Do you regularly drink protein shakes? In that case, Misutgaru is the best option for you! Misutgaru, a traditional Korean shake made from roasted mixed grains and sweetened with honey or condensed milk, is a popular treat. Barley, rice (white, black, and brown, both glutinous and non-glutenous), white beans, millet, sesame seeds, and soybeans are among the shake’s typical seven to ten ingredients.
Since it contains a lot of protein and vitamins, mitsugaru is a favorite breakfast beverage among health enthusiasts. Korean grocery stores frequently include a section where you may mix the grains yourself or purchase packages of pre-made mitsugaru powder. Since you only need to combine this pre-made powder with milk or water to produce a shake, it is simple.
This convenient and quick healthy beverage would be especially fantastic if you plan to go sightseeing in Seoul or other South Korean cities.
Hwachae, the term for popular Korean non-alcoholic punches, is typically made up of a variety of fruits and flowers steeped in water or fruit juice with honey, such as magnolia berry juice or whatever fruit you’re using.
Subak-Hwachae, or Watermelon Fruit Punch, which you can make alcoholic if you’d like, is the most well-known Hwachae.
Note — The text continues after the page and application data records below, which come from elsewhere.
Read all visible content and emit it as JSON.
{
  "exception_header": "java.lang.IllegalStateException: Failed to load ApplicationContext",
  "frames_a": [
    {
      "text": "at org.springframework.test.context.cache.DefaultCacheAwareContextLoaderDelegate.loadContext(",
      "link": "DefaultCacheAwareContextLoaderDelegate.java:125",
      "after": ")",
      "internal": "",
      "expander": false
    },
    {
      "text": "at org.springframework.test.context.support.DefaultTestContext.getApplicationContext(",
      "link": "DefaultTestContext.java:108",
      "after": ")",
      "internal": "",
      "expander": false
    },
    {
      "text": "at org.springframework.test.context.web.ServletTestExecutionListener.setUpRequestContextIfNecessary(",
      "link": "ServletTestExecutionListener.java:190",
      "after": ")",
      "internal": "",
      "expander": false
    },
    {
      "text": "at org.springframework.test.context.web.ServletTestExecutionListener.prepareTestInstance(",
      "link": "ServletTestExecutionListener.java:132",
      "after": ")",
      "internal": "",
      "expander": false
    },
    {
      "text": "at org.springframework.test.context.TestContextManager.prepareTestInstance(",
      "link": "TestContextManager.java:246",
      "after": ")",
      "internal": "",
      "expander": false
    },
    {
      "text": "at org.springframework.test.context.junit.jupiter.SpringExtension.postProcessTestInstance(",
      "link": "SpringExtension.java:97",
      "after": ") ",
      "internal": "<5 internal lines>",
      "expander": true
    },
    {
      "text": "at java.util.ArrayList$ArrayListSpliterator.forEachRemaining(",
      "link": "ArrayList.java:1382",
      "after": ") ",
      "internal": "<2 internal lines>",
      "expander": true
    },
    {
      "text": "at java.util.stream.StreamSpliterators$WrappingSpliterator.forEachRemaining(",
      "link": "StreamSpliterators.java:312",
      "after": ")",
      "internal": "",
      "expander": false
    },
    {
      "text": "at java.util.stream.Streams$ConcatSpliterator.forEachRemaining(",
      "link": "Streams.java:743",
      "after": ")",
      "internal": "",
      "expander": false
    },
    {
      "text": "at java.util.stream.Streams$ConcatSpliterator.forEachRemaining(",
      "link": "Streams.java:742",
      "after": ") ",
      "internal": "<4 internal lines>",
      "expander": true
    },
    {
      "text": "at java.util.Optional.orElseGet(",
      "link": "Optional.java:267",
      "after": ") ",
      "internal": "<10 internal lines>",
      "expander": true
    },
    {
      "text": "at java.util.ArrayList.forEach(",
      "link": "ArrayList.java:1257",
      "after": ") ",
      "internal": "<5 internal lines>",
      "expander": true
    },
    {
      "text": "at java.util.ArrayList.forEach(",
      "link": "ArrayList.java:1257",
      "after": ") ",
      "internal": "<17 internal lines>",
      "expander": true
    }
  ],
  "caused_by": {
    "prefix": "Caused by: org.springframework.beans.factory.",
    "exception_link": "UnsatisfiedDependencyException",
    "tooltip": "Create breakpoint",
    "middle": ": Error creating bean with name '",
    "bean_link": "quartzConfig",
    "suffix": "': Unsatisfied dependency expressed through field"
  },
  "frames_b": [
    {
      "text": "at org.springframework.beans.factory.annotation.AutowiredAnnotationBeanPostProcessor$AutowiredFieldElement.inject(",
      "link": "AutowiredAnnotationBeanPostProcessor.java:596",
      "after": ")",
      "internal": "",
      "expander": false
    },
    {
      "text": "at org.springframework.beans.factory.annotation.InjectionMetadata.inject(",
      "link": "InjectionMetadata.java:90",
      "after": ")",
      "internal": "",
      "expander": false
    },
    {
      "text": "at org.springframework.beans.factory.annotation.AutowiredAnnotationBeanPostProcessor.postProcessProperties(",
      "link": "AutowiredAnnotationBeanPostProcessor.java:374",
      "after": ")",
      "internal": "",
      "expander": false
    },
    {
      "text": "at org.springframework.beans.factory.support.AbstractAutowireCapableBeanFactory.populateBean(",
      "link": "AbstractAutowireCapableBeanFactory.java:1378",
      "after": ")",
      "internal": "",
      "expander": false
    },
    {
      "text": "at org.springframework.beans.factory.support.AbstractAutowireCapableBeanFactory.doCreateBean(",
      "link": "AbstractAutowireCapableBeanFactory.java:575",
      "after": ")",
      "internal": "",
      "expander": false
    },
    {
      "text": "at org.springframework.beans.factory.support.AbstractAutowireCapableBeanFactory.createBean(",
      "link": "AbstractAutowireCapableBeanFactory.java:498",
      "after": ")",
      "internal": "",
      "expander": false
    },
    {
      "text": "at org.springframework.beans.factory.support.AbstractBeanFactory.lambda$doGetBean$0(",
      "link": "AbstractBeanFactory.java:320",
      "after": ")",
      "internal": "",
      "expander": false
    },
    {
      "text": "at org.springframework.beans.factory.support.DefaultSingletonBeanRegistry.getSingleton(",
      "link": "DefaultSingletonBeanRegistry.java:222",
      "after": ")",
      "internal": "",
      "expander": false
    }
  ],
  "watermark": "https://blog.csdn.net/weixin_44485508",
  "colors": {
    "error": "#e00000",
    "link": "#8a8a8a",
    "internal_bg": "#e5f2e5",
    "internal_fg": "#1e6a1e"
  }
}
You can alter this recipe by including any other fruits, ice, and honeyed watermelon juice. For a zingier effect, you can also add Sprite or sparkling water.
The drinking habits of the Korean people are steeped in tradition and history. These days, you can incorporate it into your daily life and bring Korea closer to you by purchasing Korean soft drinks from the grocery store.
If you’re interested in learning more about non-alcoholic drinks in Asia, check out our blog about N/A Japanese drinks!
If you’re exploring sobriety right now, there are always ways to avoid and say no to alcohol. That sounded a little after-school-special didn’t it? All the same, we’re here for you!
Non-Alcoholic Korean Drinks FAQs
Below is a list of the most well-known non-alcoholic beverages you must try.
- Banana Milk
- Sunggnyung (Scorched Rice Tea)
Banana mat uyu is arguably the most well-known non-alcoholic beverage in South Korea. A survey by Statista in 2021 shows that about 18.1 percent of South Koreans have drunk banana milk in the last three months compared to other flavored milk brands.
Sikhye is a popular non-alcoholic, sweet drink from South Korea that is produced with barley malt powder (the same material used to create beer and bread), sugar, rice, and occasionally pine nuts. It is pleasantly sweet, and the barley malt imparts a very distinct flavor.
Yes, there is alcohol-free soju that is available under the halal label. Soju comes in two varieties: halal and non-halal. The non-halal bottle is significantly slimmer than the halal bottle.
Sovi, a K-drama fan who enjoys a variety of Korean delicacies but has never tasted soju because it contains alcohol, is the creator of the original idea. Sovi’s soju tastes like a virgin mojito and is free of alcohol.